Since 1998, Gilles Peterson’s presence on BBC radio has continually forged new paths, spotlighting a dizzying mix of jazz, soul, hip hop, funk, electronica and anything else that takes his fancy.

As well as his electrifying DJ sets, he’s known for bringing new sounds from around the world to UK airwaves, whether it’s South African gqom or new rhythms from South America. It’s fair to say that globe-hopping Manchester nights like So Flute and Banana Hill might not exist without Peterson’s influence on club culture.

Over the last two years, Gilles has been working on a new project called Future Bubblers, an Arts Council-funded initiative to find and nurture new talent outside London, equipping up-and-coming musicians with the industry skills and expertise they need to get their sounds to appreciative audiences.

In its first year, the project focused on grassroots music from Nottingham and Salford.
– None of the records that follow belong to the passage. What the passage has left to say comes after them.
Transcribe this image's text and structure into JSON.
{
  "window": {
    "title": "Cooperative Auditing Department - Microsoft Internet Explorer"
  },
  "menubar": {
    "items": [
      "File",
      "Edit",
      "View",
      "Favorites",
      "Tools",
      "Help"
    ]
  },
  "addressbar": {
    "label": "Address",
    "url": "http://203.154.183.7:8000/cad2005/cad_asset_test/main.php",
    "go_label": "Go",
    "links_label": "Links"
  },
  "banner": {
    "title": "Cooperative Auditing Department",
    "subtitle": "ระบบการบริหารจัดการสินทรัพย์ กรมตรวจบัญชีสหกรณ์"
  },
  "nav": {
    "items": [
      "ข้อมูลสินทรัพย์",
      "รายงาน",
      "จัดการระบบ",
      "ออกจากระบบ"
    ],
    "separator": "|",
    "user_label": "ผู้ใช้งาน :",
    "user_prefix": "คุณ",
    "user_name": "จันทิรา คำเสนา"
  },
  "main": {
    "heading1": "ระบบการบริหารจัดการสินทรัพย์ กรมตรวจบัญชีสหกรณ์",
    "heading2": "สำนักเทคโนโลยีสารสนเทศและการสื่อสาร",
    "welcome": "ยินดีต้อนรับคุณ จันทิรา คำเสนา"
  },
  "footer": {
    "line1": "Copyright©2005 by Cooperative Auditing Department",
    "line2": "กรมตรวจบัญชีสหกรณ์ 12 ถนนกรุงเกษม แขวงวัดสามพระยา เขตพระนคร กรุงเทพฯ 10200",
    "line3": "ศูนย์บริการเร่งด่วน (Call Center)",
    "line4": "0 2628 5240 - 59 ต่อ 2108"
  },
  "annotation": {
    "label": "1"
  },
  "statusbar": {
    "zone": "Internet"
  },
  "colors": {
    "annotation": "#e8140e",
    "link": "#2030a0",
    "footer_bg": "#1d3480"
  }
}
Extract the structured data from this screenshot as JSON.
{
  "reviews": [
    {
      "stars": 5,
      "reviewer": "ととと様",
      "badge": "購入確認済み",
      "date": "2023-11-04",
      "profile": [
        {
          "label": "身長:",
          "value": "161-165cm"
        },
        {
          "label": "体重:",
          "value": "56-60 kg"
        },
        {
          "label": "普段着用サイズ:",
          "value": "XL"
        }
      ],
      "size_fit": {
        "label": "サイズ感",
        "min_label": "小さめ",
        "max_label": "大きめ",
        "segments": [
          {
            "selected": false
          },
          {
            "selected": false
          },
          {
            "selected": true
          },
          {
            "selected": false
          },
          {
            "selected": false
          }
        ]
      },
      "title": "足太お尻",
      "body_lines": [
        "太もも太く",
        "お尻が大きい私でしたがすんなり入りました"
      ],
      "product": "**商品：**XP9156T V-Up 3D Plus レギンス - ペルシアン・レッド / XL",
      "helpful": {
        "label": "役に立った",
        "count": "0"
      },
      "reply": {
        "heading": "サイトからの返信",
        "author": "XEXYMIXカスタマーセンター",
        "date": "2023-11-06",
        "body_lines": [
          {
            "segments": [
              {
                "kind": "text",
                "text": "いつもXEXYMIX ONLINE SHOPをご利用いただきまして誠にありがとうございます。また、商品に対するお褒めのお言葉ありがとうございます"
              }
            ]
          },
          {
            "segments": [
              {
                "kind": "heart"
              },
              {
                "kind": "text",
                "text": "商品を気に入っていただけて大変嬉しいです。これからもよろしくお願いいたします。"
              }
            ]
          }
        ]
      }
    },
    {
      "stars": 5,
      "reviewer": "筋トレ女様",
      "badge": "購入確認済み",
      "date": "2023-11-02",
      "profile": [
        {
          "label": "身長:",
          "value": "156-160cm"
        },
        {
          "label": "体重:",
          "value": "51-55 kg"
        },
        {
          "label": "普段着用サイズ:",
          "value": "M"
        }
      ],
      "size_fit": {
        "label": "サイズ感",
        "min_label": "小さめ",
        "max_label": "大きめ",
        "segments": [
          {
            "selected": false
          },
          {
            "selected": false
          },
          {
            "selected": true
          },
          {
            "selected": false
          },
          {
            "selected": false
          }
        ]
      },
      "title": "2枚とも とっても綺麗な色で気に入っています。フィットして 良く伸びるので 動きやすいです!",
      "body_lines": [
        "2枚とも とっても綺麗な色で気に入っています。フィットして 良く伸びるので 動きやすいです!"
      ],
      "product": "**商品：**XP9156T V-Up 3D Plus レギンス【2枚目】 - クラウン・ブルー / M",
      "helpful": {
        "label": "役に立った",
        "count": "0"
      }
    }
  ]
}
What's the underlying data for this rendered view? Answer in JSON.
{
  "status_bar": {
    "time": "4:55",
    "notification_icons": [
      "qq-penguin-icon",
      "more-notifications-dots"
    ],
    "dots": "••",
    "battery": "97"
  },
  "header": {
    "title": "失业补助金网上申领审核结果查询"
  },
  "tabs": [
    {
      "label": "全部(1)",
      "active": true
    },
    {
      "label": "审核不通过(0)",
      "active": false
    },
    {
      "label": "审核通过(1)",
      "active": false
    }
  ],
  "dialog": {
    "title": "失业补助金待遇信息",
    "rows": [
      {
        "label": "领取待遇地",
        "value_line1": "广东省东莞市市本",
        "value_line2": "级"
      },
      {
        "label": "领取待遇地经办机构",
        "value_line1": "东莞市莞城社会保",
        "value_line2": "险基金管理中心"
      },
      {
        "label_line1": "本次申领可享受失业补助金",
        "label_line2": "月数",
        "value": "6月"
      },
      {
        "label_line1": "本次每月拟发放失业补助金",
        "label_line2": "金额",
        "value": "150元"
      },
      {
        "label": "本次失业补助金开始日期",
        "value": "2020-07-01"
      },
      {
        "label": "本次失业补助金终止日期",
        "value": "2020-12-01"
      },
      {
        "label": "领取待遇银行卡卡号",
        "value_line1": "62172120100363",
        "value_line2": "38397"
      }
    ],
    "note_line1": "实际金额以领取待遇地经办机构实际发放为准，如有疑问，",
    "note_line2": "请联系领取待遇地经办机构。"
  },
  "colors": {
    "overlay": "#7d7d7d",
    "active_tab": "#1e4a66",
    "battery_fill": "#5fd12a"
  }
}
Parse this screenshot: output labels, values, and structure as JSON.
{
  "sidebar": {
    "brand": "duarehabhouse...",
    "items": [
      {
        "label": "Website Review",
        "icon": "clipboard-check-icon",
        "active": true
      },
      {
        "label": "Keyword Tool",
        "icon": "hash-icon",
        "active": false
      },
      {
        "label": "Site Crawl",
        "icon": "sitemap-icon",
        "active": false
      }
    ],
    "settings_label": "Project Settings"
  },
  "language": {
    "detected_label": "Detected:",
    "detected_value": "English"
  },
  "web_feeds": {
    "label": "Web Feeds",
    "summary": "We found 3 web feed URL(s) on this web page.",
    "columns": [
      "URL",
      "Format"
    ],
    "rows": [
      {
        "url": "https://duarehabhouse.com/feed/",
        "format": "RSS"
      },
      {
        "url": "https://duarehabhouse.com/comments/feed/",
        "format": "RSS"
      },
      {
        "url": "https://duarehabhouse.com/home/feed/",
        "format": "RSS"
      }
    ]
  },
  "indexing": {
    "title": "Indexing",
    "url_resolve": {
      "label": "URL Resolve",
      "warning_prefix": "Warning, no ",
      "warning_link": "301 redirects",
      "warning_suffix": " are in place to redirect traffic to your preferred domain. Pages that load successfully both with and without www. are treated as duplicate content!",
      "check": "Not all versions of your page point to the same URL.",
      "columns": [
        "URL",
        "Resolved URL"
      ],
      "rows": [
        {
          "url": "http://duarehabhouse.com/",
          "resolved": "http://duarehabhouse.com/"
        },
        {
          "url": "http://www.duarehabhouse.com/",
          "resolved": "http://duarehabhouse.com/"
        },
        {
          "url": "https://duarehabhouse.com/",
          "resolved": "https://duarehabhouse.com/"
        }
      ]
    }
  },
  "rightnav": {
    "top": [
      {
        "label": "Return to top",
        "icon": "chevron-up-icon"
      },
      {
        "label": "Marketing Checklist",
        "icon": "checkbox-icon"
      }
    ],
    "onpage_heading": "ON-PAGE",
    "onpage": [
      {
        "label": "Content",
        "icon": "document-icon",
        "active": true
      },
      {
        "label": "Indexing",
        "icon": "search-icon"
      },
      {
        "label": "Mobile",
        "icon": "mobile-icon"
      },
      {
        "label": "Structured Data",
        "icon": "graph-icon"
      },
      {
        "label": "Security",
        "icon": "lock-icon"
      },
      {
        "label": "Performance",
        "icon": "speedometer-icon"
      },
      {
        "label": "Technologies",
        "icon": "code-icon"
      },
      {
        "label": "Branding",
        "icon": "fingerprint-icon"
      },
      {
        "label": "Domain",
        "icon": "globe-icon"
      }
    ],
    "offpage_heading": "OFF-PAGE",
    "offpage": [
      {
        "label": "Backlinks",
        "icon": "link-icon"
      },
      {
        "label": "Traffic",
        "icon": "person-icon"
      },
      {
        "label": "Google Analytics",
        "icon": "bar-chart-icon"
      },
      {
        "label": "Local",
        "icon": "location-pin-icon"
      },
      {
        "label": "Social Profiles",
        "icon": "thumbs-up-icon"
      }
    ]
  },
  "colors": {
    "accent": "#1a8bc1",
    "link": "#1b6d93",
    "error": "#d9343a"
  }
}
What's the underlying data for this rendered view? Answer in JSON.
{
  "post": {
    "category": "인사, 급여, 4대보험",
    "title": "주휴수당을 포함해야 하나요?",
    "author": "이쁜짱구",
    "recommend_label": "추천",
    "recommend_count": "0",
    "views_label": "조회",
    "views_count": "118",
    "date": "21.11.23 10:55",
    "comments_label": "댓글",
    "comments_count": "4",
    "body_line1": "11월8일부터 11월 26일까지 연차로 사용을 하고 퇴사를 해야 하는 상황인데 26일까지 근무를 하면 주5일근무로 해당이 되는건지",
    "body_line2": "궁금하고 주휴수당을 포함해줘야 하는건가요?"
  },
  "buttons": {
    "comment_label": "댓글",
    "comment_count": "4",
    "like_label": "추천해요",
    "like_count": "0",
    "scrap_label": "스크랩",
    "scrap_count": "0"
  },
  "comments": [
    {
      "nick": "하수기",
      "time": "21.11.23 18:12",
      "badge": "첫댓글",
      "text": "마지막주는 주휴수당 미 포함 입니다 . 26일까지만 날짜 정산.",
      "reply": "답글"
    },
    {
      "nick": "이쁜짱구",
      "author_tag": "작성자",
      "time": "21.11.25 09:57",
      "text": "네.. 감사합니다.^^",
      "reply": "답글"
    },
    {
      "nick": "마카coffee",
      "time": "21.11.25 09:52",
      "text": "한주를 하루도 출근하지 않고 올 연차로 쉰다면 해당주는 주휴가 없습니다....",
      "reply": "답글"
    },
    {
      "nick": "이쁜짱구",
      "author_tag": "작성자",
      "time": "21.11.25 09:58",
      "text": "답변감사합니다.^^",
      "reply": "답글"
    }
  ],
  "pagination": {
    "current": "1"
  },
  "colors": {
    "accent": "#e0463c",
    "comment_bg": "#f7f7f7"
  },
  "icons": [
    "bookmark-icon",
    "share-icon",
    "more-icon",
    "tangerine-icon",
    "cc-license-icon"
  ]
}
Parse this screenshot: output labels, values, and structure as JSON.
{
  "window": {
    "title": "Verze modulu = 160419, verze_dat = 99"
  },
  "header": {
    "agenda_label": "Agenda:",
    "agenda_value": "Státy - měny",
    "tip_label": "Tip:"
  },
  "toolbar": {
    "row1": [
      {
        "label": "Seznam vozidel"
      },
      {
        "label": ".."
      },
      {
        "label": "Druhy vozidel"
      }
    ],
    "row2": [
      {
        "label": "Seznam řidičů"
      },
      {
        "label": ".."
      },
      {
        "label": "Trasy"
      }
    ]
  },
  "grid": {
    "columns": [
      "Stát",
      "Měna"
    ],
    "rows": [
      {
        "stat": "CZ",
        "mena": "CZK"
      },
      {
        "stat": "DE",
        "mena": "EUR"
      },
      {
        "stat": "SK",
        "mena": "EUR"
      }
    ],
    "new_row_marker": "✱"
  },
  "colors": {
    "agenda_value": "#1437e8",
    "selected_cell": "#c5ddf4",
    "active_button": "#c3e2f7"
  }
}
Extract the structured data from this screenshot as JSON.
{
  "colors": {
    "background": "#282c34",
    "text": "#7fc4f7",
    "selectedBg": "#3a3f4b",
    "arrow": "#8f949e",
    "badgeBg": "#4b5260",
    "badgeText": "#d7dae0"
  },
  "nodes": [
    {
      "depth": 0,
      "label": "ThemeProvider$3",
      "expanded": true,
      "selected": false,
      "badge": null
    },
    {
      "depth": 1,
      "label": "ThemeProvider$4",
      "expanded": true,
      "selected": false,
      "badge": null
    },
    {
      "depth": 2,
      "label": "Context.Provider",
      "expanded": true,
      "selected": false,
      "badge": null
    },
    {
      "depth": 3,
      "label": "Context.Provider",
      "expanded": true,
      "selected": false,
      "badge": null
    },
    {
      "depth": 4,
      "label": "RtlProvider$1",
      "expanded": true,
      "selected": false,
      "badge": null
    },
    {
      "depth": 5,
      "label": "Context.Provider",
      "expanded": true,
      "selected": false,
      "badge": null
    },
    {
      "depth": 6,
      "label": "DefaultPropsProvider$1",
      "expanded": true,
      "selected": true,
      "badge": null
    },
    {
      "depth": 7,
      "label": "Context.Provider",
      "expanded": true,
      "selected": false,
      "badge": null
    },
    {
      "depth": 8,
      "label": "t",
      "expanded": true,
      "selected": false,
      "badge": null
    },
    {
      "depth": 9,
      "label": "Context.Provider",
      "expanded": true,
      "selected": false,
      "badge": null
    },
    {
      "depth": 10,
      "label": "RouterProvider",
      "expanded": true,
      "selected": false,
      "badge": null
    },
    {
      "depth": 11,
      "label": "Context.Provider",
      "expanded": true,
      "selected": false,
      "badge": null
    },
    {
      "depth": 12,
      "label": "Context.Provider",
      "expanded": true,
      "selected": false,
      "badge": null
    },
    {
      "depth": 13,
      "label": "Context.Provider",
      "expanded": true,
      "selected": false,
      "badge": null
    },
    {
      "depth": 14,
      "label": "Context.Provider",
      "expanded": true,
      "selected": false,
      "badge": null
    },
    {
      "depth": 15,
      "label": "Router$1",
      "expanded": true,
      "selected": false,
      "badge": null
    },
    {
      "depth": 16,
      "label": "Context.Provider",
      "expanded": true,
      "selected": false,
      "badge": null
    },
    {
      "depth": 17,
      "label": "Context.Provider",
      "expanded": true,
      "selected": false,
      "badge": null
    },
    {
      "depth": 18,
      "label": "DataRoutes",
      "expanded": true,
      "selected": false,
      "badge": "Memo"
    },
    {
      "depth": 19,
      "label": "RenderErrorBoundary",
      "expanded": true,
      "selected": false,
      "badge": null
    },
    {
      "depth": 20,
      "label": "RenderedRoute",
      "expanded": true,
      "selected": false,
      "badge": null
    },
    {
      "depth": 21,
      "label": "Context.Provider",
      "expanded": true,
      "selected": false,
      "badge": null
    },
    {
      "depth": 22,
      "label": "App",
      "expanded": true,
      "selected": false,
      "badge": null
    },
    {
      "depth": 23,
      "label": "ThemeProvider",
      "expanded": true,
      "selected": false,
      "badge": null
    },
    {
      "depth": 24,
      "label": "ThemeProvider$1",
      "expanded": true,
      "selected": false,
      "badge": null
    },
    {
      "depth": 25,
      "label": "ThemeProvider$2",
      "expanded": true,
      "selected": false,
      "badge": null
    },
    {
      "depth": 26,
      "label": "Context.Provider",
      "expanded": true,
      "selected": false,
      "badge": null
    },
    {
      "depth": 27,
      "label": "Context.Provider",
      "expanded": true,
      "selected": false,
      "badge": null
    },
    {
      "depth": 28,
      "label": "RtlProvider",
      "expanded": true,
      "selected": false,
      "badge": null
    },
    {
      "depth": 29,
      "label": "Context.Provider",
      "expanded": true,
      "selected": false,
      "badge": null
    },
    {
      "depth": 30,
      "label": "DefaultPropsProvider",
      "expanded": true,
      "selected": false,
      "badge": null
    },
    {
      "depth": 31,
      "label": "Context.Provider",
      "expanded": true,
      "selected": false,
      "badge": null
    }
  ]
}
Now Gilles and his team of mentors are turning their attention to Hull and Sheffield. We caught up with him to find out more about the project.

What’s the ethos behind Future Bubblers?

Future Bubblers is all about helping young musicians in England develop their potential. Especially outside of London, there’s loads of young people doing interesting things who might not get many chances to get their music heard. By linking them up with mentors, putting on showcases and doing shows in our focus cities, we’re trying give them a little boost. It’s about making it easier for independent artists to get their music out there.

What links the musicians that you’re searching for?

There’s a big spectrum of sounds which we get coming through. The one thing really connecting it all is an independent spirit. We like people who aren’t afraid to take it a little ‘left’.

With your famously diverse knowledge of music, have any new genres entered your musical taste due to the project?

I don’t know if it’s been about finding anything totally new, but we’ve had people pushing things forward in their different scenes. We’ve got one of our year one Bubblers, Snowy, who’s getting a lot of attention now for the grime scene he’s helping build up in Nottingham.

When starting off in the industry, how do you think a project like this would have helped you get your foot in the door?

It’s hard to say, as everything was so different when I was starting out in the 80s. Back then, it was all about pirate radio for me, which is where a lot of underground music came through. Now there’s endless opportunities to connect music with people with online, but it’s hard to cut through. Future Bubblers helps these new acts to stand out above everything else that’s going on.

Recognising the dozens of different music schemes throughout the UK, what do you think is special about Future Bubbles for the Arts Council to become so heavily involved?

I think maybe the connections we have to the wider underground music scene helps us support the artists to develop.

The selections on your 6Music show are always globally focused. What role do DJs and the kind of musicians you champion have to play in a society that seems to be turning towards insular nationalism?

It’s always good to see artists that do engage with what’s going on right now. I think at the moment, a lot of people in music are starting to realise again that what we do isn’t separate from what’s going on in the world. And with my label, Brownswood, we’re going to start trying to work with other labels to be more active in that. |

Georgia Smith